[Component data from apps and pages]
Content starts
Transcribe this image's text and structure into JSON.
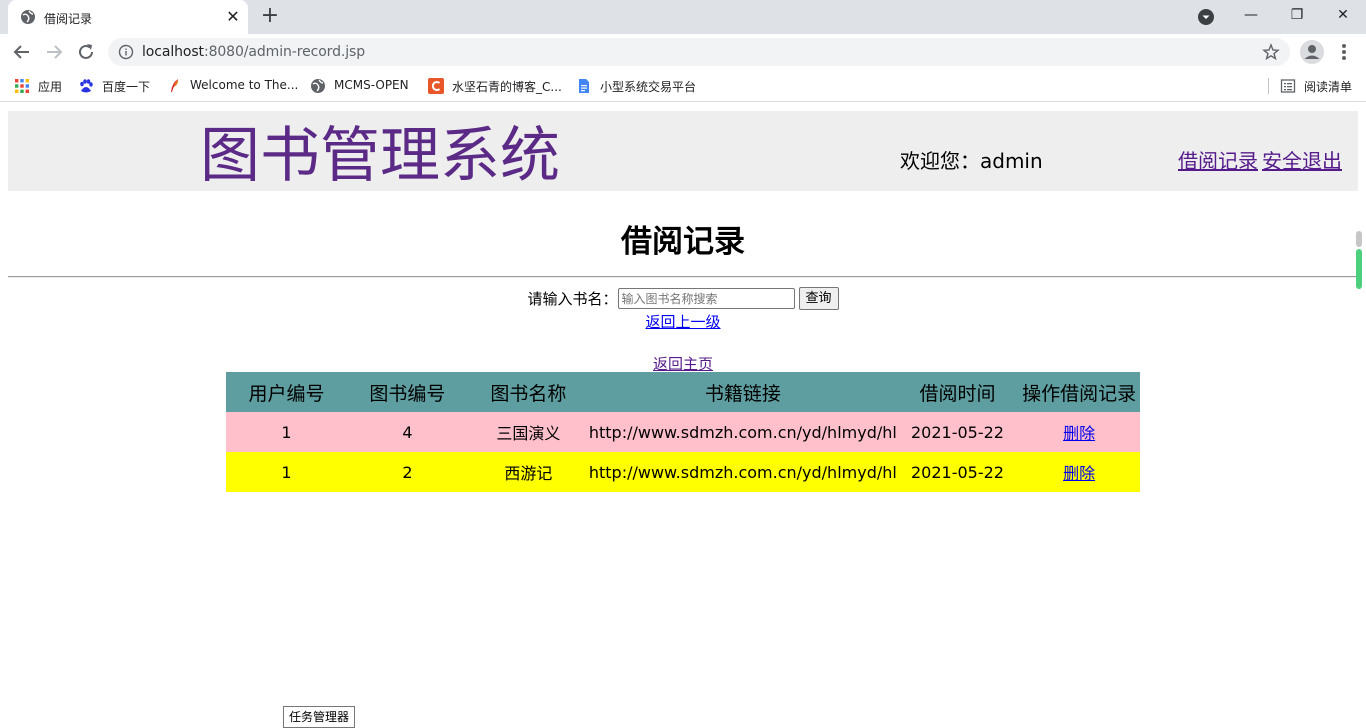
{
  "browser": {
    "tab_title": "借阅记录",
    "tab_close": "✕",
    "new_tab": "+",
    "url_host": "localhost",
    "url_rest": ":8080/admin-record.jsp",
    "window_controls": {
      "minimize": "—",
      "maximize": "❐",
      "close": "✕"
    }
  },
  "bookmarks": {
    "items": [
      {
        "label": "应用",
        "icon": "apps-grid-icon"
      },
      {
        "label": "百度一下",
        "icon": "baidu-paw-icon"
      },
      {
        "label": "Welcome to The...",
        "icon": "feather-icon"
      },
      {
        "label": "MCMS-OPEN",
        "icon": "globe-icon"
      },
      {
        "label": "水坚石青的博客_C...",
        "icon": "csdn-c-icon"
      },
      {
        "label": "小型系统交易平台",
        "icon": "doc-icon"
      }
    ],
    "reading_list": "阅读清单"
  },
  "header": {
    "site_title": "图书管理系统",
    "welcome": "欢迎您：admin",
    "link_records": "借阅记录",
    "link_logout": "安全退出"
  },
  "main": {
    "page_title": "借阅记录",
    "search_label": "请输入书名：",
    "search_placeholder": "输入图书名称搜索",
    "search_button": "查询",
    "back_up": "返回上一级",
    "back_home": "返回主页"
  },
  "table": {
    "columns": [
      "用户编号",
      "图书编号",
      "图书名称",
      "书籍链接",
      "借阅时间",
      "操作借阅记录"
    ],
    "rows": [
      {
        "user_id": "1",
        "book_id": "4",
        "book_name": "三国演义",
        "link": "http://www.sdmzh.com.cn/yd/hlmyd/hl",
        "time": "2021-05-22",
        "action": "删除"
      },
      {
        "user_id": "1",
        "book_id": "2",
        "book_name": "西游记",
        "link": "http://www.sdmzh.com.cn/yd/hlmyd/hl",
        "time": "2021-05-22",
        "action": "删除"
      }
    ]
  },
  "tooltip": {
    "task_manager": "任务管理器"
  },
  "colors": {
    "header_bg": "#eeeeee",
    "title_purple": "#5b2a86",
    "table_head": "#5f9ea0",
    "row_pink": "#ffc0cb",
    "row_yellow": "#ffff00"
  }
}
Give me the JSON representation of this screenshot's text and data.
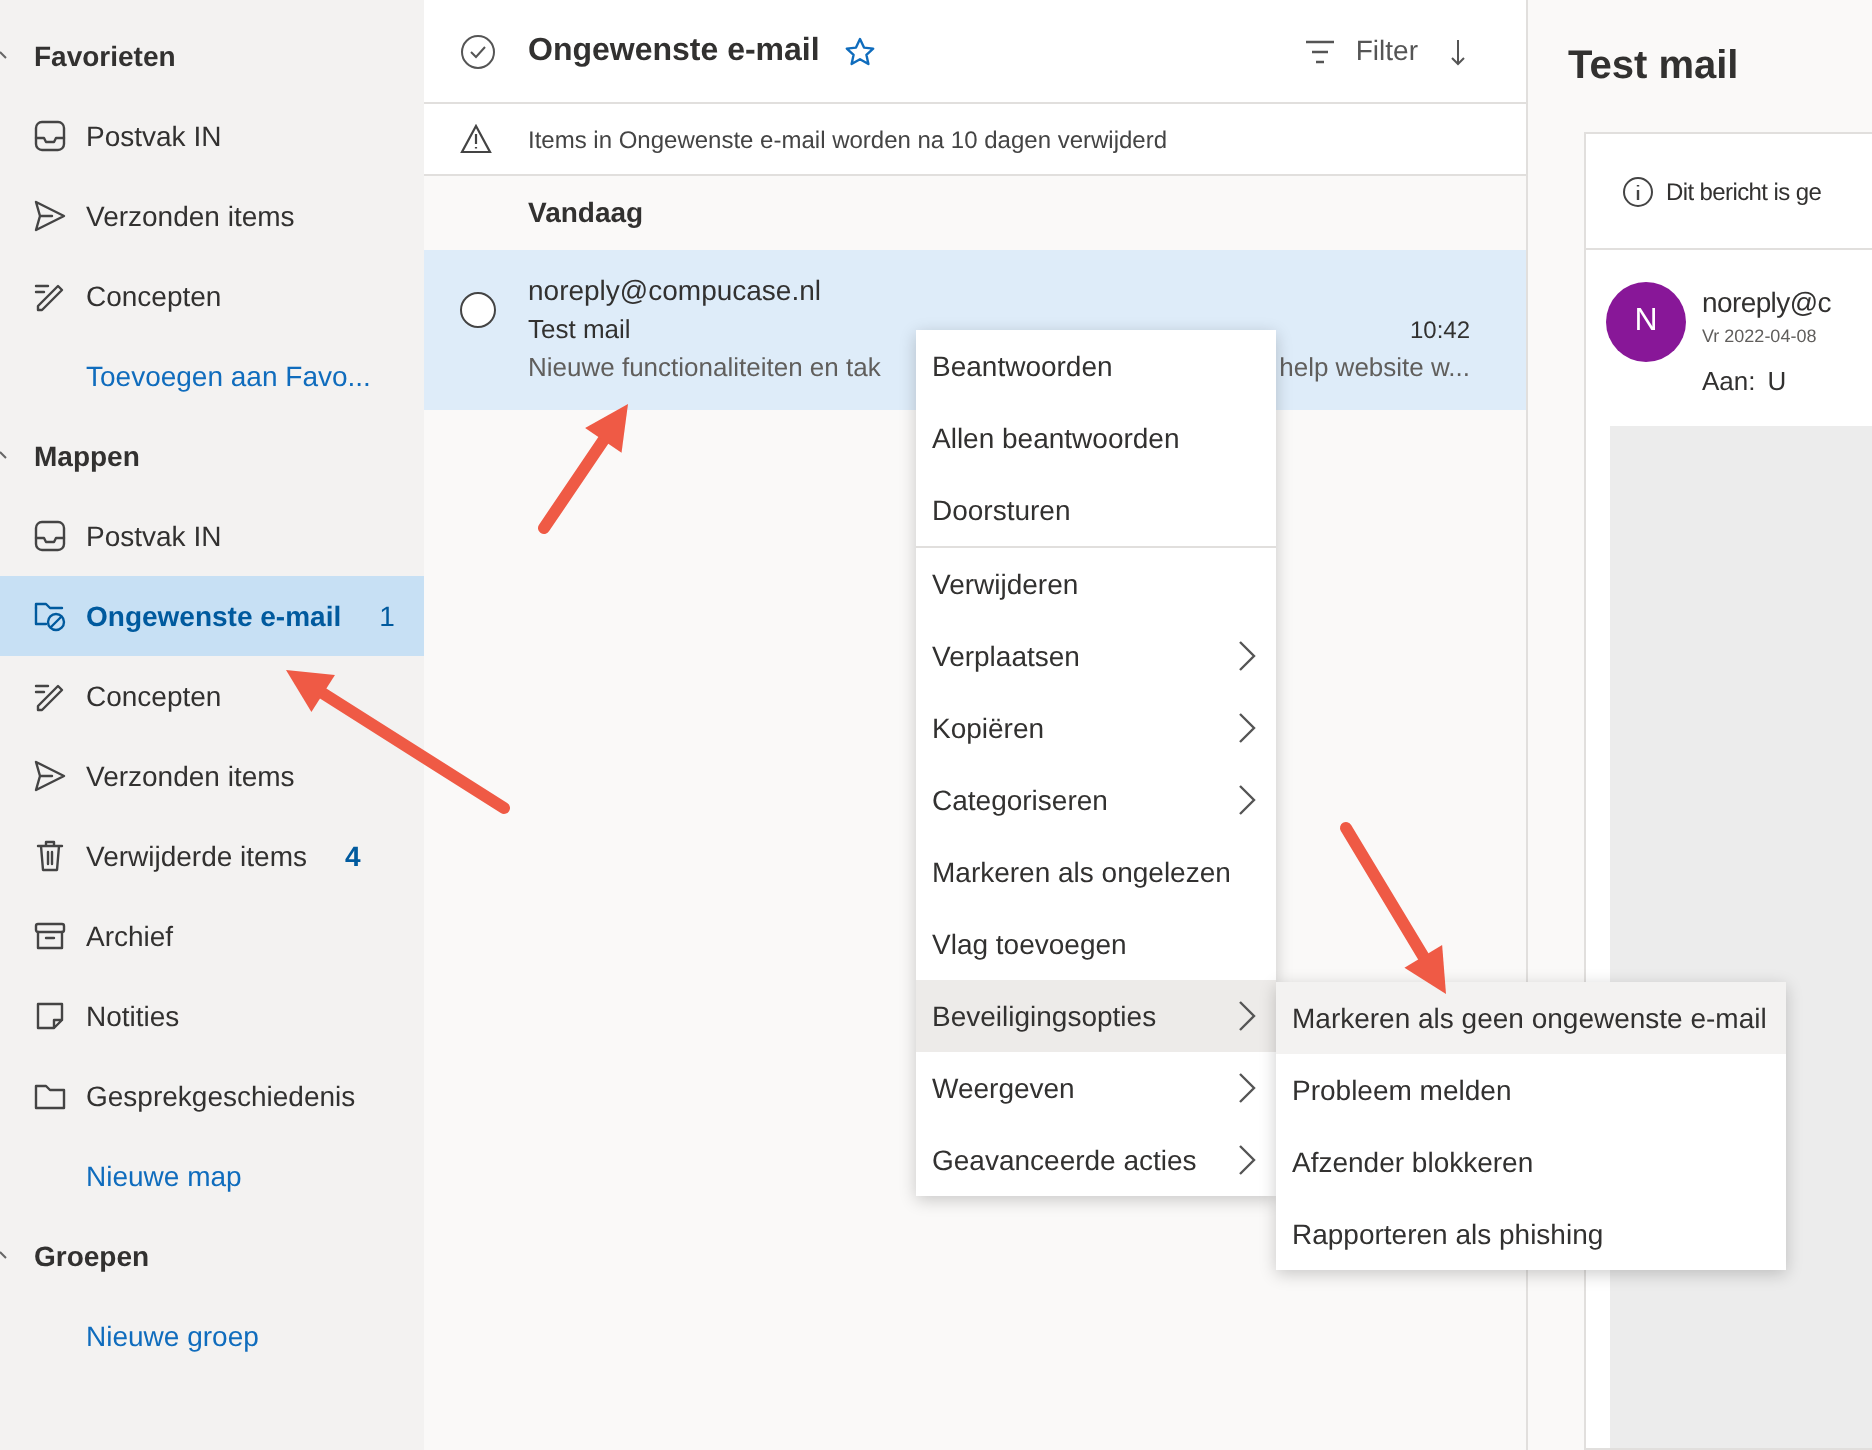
{
  "sidebar": {
    "sections": [
      {
        "title": "Favorieten",
        "items": [
          {
            "kind": "inbox",
            "label": "Postvak IN",
            "selected": false
          },
          {
            "kind": "sent",
            "label": "Verzonden items",
            "selected": false
          },
          {
            "kind": "drafts",
            "label": "Concepten",
            "selected": false
          },
          {
            "kind": "link",
            "label": "Toevoegen aan Favo...",
            "selected": false
          }
        ]
      },
      {
        "title": "Mappen",
        "items": [
          {
            "kind": "inbox",
            "label": "Postvak IN",
            "selected": false
          },
          {
            "kind": "junk",
            "label": "Ongewenste e-mail",
            "count": "1",
            "selected": true
          },
          {
            "kind": "drafts",
            "label": "Concepten",
            "selected": false
          },
          {
            "kind": "sent",
            "label": "Verzonden items",
            "selected": false
          },
          {
            "kind": "trash",
            "label": "Verwijderde items",
            "count": "4",
            "selected": false
          },
          {
            "kind": "archive",
            "label": "Archief",
            "selected": false
          },
          {
            "kind": "notes",
            "label": "Notities",
            "selected": false
          },
          {
            "kind": "history",
            "label": "Gesprekgeschiedenis",
            "selected": false
          },
          {
            "kind": "link",
            "label": "Nieuwe map",
            "selected": false
          }
        ]
      },
      {
        "title": "Groepen",
        "items": [
          {
            "kind": "link",
            "label": "Nieuwe groep",
            "selected": false
          }
        ]
      }
    ]
  },
  "message_list": {
    "title": "Ongewenste e-mail",
    "favorite": false,
    "filter": "Filter",
    "notice": "Items in Ongewenste e-mail worden na 10 dagen verwijderd",
    "groups": [
      {
        "title": "Vandaag",
        "messages": [
          {
            "sender": "noreply@compucase.nl",
            "subject": "Test mail",
            "time": "10:42",
            "preview_start": "Nieuwe functionaliteiten en tak",
            "preview_end": "help website w...",
            "selected": true,
            "checked": false
          }
        ]
      }
    ]
  },
  "context_menu": {
    "groups": [
      [
        {
          "label": "Beantwoorden",
          "submenu": false,
          "selected": false
        },
        {
          "label": "Allen beantwoorden",
          "submenu": false,
          "selected": false
        },
        {
          "label": "Doorsturen",
          "submenu": false,
          "selected": false
        }
      ],
      [
        {
          "label": "Verwijderen",
          "submenu": false,
          "selected": false
        },
        {
          "label": "Verplaatsen",
          "submenu": true,
          "selected": false
        },
        {
          "label": "Kopiëren",
          "submenu": true,
          "selected": false
        },
        {
          "label": "Categoriseren",
          "submenu": true,
          "selected": false
        },
        {
          "label": "Markeren als ongelezen",
          "submenu": false,
          "selected": false
        },
        {
          "label": "Vlag toevoegen",
          "submenu": false,
          "selected": false
        },
        {
          "label": "Beveiligingsopties",
          "submenu": true,
          "selected": true
        },
        {
          "label": "Weergeven",
          "submenu": true,
          "selected": false
        },
        {
          "label": "Geavanceerde acties",
          "submenu": true,
          "selected": false
        }
      ]
    ]
  },
  "submenu": {
    "items": [
      {
        "label": "Markeren als geen ongewenste e-mail",
        "selected": true
      },
      {
        "label": "Probleem melden",
        "selected": false
      },
      {
        "label": "Afzender blokkeren",
        "selected": false
      },
      {
        "label": "Rapporteren als phishing",
        "selected": false
      }
    ]
  },
  "reading_pane": {
    "title": "Test mail",
    "info": "Dit bericht is ge",
    "avatar": "N",
    "sender": "noreply@c",
    "date": "Vr 2022-04-08",
    "to_label": "Aan:",
    "to": "U"
  }
}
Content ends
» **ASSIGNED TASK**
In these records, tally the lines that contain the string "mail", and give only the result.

» **REPLY TO THE EXERCISE**
6